Building Solid Relationships Among Staff Members
Medical practices are continuously making changes to improve workflow; however, ‘staff member’ changes should be made as well. This means getting staff members together for weekly or monthly meetings and openly discussing and addressing potential problems or issues that require improvement. The objective of these meetings is to diagnose the current ‘health state’ of the team and come up with strategies to engage teamwork and improve productivity. After all, communication and relationship building go hand in hand.
Working Together with Administration
As a physician, you should work closely with the administration to realize proposed changes within the workplace. In health institutes, physicians are responsible for ensuring the safety and well-being of themselves and their patients. So, if you suffer, then your patients suffer. Therefore, when proposed changes show the degree of a problem, the administration can take necessary steps towards resolving it. “Telling them that a majority of their doctors are burnt out and many of them are getting ready to leave has a powerful impact. You then present your improvement plan as a way to avoid this. You can explain that just a few small steps need to be taken to improve morale” said Dr. Linzer.
The sad reality is that burnout starts in medical school or during training, when physicians are given large volumes of information to cram for under tight deadlines. It becomes even more overwhelming as medical careers start to advance and those who make it past burnout need to find a way to push ahead. In order to prevent burnout from occurring or reoccurring, potential problems should be addressed head-on.
Consider asking yourself the following questions: Am I mentally and physically exhausted? Is my workplace chaotic? Are EHR-related tasks starting to pile up? Is my work schedule causing me overwhelming stress?
If you answered yes to these questions, it is time to take action. Try out 2-3 changes, such as hiring a medical assistant or taking some time off from work to recharge your batteries. Test out these changes and see if they make a difference. If you notice an improvement in your mood and satisfaction with your work, this will result in increased performance. “Healthcare is a giving industry. When you’re giving all day, you become depleted. A patient can never have a positive experience unless the physician is also having a positive experience,” said Steve Del Giudice, a retired dermatologist. In case of burnout, do something about the problem for yourself, for your family, and for your patients – before you find yourself in a situation that requires you to ‘rebuild’ your life, as well as your career.

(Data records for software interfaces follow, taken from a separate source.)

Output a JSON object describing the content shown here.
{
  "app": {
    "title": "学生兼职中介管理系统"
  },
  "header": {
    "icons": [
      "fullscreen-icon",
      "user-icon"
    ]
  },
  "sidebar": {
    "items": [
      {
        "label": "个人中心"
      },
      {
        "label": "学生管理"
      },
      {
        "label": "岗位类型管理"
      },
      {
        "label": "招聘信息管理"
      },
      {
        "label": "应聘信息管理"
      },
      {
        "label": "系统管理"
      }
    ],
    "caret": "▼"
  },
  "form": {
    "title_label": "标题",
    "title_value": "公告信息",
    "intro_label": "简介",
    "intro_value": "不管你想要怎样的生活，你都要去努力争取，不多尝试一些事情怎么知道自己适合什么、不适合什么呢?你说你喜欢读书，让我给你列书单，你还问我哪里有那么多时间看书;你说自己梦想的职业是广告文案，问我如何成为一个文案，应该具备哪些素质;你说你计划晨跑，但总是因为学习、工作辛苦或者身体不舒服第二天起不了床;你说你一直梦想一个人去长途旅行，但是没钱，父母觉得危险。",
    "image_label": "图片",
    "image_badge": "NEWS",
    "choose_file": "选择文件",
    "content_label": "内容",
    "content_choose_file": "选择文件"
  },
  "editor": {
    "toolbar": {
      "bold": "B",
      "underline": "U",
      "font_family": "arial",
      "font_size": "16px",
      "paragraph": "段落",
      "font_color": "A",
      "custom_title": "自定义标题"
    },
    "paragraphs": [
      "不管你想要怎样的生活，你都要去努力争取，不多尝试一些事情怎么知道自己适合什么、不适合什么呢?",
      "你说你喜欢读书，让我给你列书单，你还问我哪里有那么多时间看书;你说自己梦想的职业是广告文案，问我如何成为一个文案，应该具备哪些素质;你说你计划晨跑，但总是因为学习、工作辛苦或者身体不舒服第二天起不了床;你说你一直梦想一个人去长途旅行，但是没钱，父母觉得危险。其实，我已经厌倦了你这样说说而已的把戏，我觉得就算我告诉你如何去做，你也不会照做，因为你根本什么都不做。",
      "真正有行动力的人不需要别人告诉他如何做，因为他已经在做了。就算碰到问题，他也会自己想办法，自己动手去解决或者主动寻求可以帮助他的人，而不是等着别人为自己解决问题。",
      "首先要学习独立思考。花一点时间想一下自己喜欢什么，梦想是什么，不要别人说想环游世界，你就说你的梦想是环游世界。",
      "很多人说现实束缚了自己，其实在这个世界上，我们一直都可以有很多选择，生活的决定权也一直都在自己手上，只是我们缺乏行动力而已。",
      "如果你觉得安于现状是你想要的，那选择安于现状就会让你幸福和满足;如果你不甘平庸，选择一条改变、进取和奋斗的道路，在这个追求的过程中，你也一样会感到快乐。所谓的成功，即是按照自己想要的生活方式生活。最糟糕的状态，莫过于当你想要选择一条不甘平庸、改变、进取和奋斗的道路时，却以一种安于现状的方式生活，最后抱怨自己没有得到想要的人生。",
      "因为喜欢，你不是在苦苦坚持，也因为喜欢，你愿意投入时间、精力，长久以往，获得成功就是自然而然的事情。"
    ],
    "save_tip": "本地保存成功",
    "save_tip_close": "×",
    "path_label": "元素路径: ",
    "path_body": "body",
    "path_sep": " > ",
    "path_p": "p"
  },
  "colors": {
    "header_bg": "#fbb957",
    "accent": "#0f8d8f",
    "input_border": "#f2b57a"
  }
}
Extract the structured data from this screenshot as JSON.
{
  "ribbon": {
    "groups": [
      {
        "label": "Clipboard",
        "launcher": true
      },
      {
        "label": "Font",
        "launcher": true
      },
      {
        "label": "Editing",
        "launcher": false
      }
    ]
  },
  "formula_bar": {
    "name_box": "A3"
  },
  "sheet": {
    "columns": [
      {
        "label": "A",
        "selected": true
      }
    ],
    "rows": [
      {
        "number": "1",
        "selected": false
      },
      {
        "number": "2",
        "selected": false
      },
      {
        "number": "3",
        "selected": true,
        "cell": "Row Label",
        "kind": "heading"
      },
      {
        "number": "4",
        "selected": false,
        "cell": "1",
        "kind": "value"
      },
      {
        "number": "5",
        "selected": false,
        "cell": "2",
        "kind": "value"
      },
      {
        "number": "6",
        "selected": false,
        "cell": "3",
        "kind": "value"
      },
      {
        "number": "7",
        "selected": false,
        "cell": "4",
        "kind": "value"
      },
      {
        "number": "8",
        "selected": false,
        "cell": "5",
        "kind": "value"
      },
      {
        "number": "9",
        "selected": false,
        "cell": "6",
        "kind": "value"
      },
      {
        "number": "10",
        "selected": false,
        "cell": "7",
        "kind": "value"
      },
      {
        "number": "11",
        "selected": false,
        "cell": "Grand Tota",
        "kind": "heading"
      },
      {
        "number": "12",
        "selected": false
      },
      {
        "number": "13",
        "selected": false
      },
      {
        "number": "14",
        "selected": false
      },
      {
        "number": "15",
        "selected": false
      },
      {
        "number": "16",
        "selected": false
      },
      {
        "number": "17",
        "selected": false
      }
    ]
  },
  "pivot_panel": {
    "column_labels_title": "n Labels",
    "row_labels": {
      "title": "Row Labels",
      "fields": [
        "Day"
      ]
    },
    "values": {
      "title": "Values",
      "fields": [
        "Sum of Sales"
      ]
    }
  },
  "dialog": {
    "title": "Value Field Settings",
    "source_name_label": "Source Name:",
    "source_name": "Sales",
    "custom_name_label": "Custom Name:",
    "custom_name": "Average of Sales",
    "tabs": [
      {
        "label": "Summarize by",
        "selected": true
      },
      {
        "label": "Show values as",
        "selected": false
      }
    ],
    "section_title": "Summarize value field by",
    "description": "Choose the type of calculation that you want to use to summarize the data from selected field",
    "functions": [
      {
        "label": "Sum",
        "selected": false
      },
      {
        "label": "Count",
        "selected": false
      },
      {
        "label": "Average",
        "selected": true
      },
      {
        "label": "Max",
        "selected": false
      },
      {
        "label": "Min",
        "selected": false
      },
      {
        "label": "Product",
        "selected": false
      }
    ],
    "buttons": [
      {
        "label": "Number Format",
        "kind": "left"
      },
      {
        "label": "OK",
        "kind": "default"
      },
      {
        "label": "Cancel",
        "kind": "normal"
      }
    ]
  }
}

- While rewarding, being a physician can be incredibly challenging.
- If you feel yourself straining, consider making some lifestyle changes.
- If a physician is unhappy, their patients and colleagues will suffer.